# ACTIVITY:
Pick the lines holding the string "JSON" out of the records and copy them.

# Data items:
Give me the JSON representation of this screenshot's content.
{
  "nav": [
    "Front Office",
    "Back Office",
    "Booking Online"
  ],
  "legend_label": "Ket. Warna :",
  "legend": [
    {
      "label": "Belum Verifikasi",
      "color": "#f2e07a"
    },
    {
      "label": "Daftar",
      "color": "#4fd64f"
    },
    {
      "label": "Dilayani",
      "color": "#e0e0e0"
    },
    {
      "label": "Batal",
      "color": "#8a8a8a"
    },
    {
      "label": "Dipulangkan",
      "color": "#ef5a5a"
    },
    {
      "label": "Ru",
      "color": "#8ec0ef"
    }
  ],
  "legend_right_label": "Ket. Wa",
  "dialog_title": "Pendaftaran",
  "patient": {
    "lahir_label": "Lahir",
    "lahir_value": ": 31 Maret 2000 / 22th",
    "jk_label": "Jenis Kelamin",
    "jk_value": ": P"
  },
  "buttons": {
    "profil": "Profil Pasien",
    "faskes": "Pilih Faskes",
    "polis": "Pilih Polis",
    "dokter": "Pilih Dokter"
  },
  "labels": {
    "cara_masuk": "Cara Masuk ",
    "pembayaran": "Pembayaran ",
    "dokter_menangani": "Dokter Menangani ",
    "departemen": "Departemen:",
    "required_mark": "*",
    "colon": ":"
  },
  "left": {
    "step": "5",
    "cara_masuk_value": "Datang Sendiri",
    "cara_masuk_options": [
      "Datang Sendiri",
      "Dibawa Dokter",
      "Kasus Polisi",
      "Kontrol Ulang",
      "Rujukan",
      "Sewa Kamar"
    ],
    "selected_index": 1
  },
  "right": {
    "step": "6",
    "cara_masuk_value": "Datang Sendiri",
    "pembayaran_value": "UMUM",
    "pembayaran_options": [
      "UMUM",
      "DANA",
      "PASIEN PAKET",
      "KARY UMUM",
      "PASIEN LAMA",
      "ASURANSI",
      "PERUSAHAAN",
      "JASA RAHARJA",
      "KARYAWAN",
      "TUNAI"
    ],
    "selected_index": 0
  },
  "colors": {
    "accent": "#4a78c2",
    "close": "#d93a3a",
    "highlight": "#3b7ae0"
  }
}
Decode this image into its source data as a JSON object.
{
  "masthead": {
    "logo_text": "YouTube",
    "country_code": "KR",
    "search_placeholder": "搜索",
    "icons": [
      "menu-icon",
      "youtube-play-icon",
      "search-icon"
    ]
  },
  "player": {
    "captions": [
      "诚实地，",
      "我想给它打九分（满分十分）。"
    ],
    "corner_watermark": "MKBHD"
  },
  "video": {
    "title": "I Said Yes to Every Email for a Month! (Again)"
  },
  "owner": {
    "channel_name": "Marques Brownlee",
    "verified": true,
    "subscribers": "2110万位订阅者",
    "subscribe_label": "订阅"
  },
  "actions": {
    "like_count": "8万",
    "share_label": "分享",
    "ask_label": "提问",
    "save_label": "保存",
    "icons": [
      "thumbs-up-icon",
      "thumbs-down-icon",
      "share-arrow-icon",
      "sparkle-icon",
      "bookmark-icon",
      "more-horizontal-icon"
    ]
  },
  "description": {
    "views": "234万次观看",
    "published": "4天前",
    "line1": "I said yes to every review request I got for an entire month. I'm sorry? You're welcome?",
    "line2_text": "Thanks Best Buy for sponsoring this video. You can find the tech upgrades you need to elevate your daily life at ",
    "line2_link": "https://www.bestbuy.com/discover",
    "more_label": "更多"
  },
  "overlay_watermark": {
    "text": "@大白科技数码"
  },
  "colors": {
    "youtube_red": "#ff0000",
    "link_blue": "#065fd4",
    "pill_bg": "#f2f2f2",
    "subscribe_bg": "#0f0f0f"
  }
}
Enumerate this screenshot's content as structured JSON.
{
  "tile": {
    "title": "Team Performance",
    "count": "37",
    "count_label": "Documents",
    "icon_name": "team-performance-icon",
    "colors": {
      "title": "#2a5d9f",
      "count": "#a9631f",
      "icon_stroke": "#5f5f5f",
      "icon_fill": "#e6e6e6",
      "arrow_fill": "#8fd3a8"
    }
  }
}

# SOLUTION TO THIS TASK:
Give me the JSON representation of this screenshot's content.
Decode this image into its source data as a JSON object.
Enumerate this screenshot's content as structured JSON.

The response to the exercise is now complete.